• **Goal of the exercise**
Send back the entries exactly as they were given.

• **Material shown**
=======

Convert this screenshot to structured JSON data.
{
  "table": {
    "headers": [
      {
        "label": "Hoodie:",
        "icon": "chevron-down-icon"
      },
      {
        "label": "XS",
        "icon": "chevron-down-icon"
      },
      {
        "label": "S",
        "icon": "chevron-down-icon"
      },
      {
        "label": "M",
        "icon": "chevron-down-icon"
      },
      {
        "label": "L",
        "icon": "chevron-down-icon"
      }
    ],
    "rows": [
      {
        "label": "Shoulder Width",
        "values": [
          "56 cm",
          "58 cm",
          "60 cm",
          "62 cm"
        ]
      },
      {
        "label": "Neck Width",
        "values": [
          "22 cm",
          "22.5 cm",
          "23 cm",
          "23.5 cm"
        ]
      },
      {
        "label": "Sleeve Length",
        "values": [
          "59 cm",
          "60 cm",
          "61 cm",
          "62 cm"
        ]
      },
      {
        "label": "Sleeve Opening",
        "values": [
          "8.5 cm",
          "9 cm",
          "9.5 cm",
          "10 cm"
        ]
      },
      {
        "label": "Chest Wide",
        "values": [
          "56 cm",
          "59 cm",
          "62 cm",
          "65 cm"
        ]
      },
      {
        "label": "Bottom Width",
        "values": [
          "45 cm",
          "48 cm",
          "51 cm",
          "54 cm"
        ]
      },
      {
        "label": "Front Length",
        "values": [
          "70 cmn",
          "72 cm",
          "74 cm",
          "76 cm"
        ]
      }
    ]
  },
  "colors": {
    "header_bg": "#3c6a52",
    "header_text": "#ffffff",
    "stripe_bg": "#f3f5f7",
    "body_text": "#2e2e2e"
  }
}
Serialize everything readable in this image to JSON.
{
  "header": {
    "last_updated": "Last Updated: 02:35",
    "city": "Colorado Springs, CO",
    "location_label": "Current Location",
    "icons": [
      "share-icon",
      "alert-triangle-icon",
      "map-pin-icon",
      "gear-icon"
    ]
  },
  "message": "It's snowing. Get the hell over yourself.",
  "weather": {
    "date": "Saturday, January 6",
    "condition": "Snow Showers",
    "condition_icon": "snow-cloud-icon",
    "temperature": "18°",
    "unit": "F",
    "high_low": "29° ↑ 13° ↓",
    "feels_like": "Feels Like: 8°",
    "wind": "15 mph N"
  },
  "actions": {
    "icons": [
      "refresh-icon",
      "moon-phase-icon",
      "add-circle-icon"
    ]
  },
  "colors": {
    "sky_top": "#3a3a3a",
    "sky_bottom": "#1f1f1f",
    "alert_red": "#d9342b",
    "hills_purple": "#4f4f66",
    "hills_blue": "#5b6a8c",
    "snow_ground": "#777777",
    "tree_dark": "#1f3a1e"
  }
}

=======

• **Task response**
Convert this screenshot to structured JSON data.
{
  "table": {
    "headers": [
      {
        "label": "Hoodie:",
        "icon": "chevron-down-icon"
      },
      {
        "label": "XS",
        "icon": "chevron-down-icon"
      },
      {
        "label": "S",
        "icon": "chevron-down-icon"
      },
      {
        "label": "M",
        "icon": "chevron-down-icon"
      },
      {
        "label": "L",
        "icon": "chevron-down-icon"
      }
    ],
    "rows": [
      {
        "label": "Shoulder Width",
        "values": [
          "56 cm",
          "58 cm",
          "60 cm",
          "62 cm"
        ]
      },
      {
        "label": "Neck Width",
        "values": [
          "22 cm",
          "22.5 cm",
          "23 cm",
          "23.5 cm"
        ]
      },
      {
        "label": "Sleeve Length",
        "values": [
          "59 cm",
          "60 cm",
          "61 cm",
          "62 cm"
        ]
      },
      {
        "label": "Sleeve Opening",
        "values": [
          "8.5 cm",
          "9 cm",
          "9.5 cm",
          "10 cm"
        ]
      },
      {
        "label": "Chest Wide",
        "values": [
          "56 cm",
          "59 cm",
          "62 cm",
          "65 cm"
        ]
      },
      {
        "label": "Bottom Width",
        "values": [
          "45 cm",
          "48 cm",
          "51 cm",
          "54 cm"
        ]
      },
      {
        "label": "Front Length",
        "values": [
          "70 cmn",
          "72 cm",
          "74 cm",
          "76 cm"
        ]
      }
    ]
  },
  "colors": {
    "header_bg": "#3c6a52",
    "header_text": "#ffffff",
    "stripe_bg": "#f3f5f7",
    "body_text": "#2e2e2e"
  }
}
Serialize everything readable in this image to JSON.
{
  "header": {
    "last_updated": "Last Updated: 02:35",
    "city": "Colorado Springs, CO",
    "location_label": "Current Location",
    "icons": [
      "share-icon",
      "alert-triangle-icon",
      "map-pin-icon",
      "gear-icon"
    ]
  },
  "message": "It's snowing. Get the hell over yourself.",
  "weather": {
    "date": "Saturday, January 6",
    "condition": "Snow Showers",
    "condition_icon": "snow-cloud-icon",
    "temperature": "18°",
    "unit": "F",
    "high_low": "29° ↑ 13° ↓",
    "feels_like": "Feels Like: 8°",
    "wind": "15 mph N"
  },
  "actions": {
    "icons": [
      "refresh-icon",
      "moon-phase-icon",
      "add-circle-icon"
    ]
  },
  "colors": {
    "sky_top": "#3a3a3a",
    "sky_bottom": "#1f1f1f",
    "alert_red": "#d9342b",
    "hills_purple": "#4f4f66",
    "hills_blue": "#5b6a8c",
    "snow_ground": "#777777",
    "tree_dark": "#1f3a1e"
  }
}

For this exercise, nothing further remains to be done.